Our human story began long before this Shattering of glass, metal, and human lives known by its date: September 11, 2001. We do a deep disservice to those lost and those forever transformed by what they took into their bodies and psyches, if we start the
story on that tragic morning or we fall prey to the illusion that it is in the past.
The long story of human civilization is woven, and sometimes saturated, with tragic threads of misguided ego of an individual or a collective veering into the realm of evil beyond our control.
So let us now open to the spirit of prayer, reflection, and deep yearning within our own hearts for something different.
The American Buddhist teacher, Sharon Salzburg, tells a story of her three-year old goddaughter, Willa, who was living two blocks away when the World Trade Center fell. When Willa was seven years old, she learned of the London Metro bombings and her response was, “We should say a prayer.” In that un-self-conscious, uncynical way of children, Willa began, “May the bad people remember the love in their hearts.”
May the bad people remember the love in their hearts.
A good place to start. But not enough. There is no such a clear division between bad and good people: our First Principle – the inherent worth and dignity of each individual – affirms this challenging truth.
It is not only the “bad” people who must remember the love in their hearts. I must remember the love in my heart. You must remember the love in your heart. We must remember the love in our hearts. When we are hurt or harmed, when feeling shame, guilt or regret, we must remember love in our hearts.
Let us also remember those who died on that day, particularly those for whom it is our responsibility, because they belonged to this wider community – from the towns where we live, from the families we know, from our common workplaces. Let us recognize those whose lives were forever changed by that loss or by how they ran towards the destruction, rather than away: the police officers, the firefighters, the EMTs, clergy, the ordinary and the extraordinary.

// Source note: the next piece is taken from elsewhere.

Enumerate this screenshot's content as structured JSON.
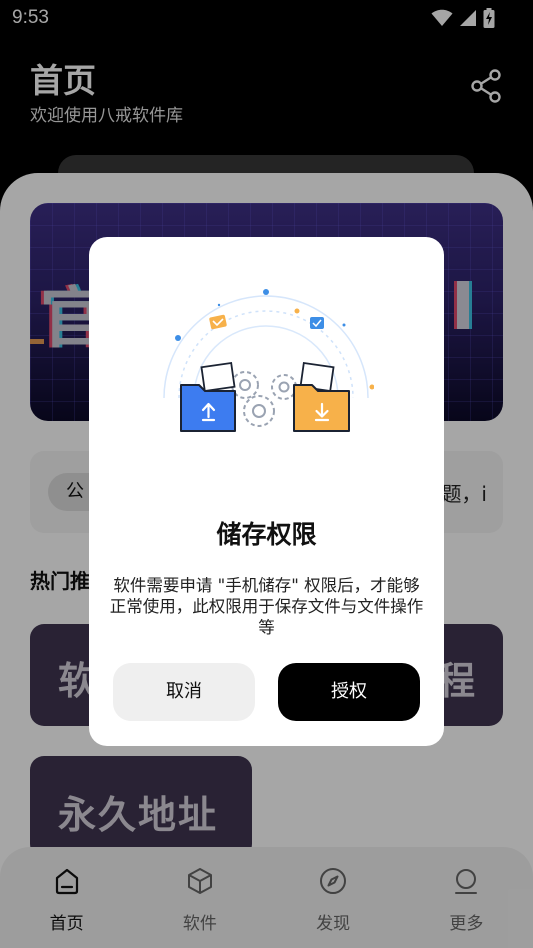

In the words of a beloved Jersey boy whose musical testimony to the devastation of this day continues to remind and inspire us:
May your strength give us strength.

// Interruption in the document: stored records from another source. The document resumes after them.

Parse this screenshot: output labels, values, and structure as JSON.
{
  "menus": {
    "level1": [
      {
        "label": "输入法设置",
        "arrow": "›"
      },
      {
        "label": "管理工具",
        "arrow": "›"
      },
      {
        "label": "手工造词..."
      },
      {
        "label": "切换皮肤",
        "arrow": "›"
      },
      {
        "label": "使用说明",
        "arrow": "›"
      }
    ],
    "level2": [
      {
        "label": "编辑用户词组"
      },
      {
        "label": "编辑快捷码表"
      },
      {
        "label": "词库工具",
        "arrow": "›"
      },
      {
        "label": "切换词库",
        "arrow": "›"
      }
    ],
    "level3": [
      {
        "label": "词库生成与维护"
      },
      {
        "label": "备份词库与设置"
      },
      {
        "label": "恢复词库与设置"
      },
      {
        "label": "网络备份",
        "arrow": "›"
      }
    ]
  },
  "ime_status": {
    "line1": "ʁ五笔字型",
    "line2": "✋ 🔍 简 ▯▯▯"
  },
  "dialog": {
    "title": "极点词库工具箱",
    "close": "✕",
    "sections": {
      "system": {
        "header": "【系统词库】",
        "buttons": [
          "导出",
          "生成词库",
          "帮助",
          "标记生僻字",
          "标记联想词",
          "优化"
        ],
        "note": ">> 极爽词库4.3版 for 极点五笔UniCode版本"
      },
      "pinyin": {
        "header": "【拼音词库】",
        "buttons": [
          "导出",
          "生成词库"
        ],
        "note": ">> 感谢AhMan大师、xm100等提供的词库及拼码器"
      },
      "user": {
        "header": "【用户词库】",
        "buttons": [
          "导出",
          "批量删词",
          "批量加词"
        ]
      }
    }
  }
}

May your faith give us faith.
May your hope give us hope.
May your love give us love.
Let us now be together in stillness, until I ring the chime, letting our hearts pray their own prayers and our minds seek peace.

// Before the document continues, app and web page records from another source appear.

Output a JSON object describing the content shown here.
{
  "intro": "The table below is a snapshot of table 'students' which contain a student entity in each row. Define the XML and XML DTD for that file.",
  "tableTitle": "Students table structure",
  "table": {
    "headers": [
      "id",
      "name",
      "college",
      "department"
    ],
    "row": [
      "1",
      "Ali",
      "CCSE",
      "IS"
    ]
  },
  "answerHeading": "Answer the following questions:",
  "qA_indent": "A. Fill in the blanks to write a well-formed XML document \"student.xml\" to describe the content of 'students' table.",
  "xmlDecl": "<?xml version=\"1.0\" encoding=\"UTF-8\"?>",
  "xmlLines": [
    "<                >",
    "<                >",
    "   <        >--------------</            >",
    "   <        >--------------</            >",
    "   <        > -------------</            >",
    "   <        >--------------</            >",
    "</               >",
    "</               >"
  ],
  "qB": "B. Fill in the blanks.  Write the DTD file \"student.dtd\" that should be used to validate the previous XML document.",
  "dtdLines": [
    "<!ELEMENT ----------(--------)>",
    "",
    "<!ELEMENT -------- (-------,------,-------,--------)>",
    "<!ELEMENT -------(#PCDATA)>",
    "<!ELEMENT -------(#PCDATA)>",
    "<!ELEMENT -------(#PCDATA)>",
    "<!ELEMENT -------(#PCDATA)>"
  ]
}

May it be so. Blessed be.
Let us now raise up our voices, as we sing this chant from Unitarian Universalist musician, Sarah Dan Jones, who wrote it in response to 9/11.
Deep thanks to the prayers of others who have come before me, including these whose words echo in this prayer: Rev. Jacqueline Lewis, Sharon Salzburg, Chris Stedman, and Bruce Springsteen.